While it’s easy to say that the League Cup and Europa League are below Manchester United’s levels of excellence, it’s worth remembering how low these Red Devils have been. How flawed their squad is. How much work Mourinho had to do.
This isn’t the Manchester United of old. They hired Mourinho specifically to get them back to those lofty heights, knowing the work and time it would take.
One year in, Mourinho has delivered two trophies and a Champions League place. That’s pretty damn good, as he’ll happily point out.
“In a bad season where at times I felt my team was the worst team in the world, when at times I felt I was the worst manager in the world, we managed to win three trophies,” Mourinho said after the Europa League triumph.
Maybe he’s calling the Community Shield his third trophy. Hopefully he’s taking a jab at Arsene Wenger and calling the Champions League spot a trophy.
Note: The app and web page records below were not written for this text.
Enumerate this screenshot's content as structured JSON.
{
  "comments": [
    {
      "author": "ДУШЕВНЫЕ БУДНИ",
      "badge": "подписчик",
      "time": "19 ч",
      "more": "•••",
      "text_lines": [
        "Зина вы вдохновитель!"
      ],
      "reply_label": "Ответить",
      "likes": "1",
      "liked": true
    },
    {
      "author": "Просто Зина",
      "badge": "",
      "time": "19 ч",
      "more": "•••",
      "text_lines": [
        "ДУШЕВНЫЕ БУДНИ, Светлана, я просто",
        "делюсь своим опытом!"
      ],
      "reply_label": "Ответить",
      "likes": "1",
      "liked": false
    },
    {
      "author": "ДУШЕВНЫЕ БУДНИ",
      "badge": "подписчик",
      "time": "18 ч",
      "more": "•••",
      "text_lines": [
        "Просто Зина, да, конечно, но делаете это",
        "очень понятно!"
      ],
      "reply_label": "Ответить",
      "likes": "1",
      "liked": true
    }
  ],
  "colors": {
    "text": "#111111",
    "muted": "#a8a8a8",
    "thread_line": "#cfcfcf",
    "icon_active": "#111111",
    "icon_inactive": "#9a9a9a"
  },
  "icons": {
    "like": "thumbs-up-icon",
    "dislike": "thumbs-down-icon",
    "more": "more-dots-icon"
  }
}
Either way, Mourinho did the job this season. He did a great job. And next season he will be luckier, and with a few more shiny new toys to patch the Red Devils many holes. This is hardly the mountain top for Manchester United, but it is a pretty huge step. An impressive one.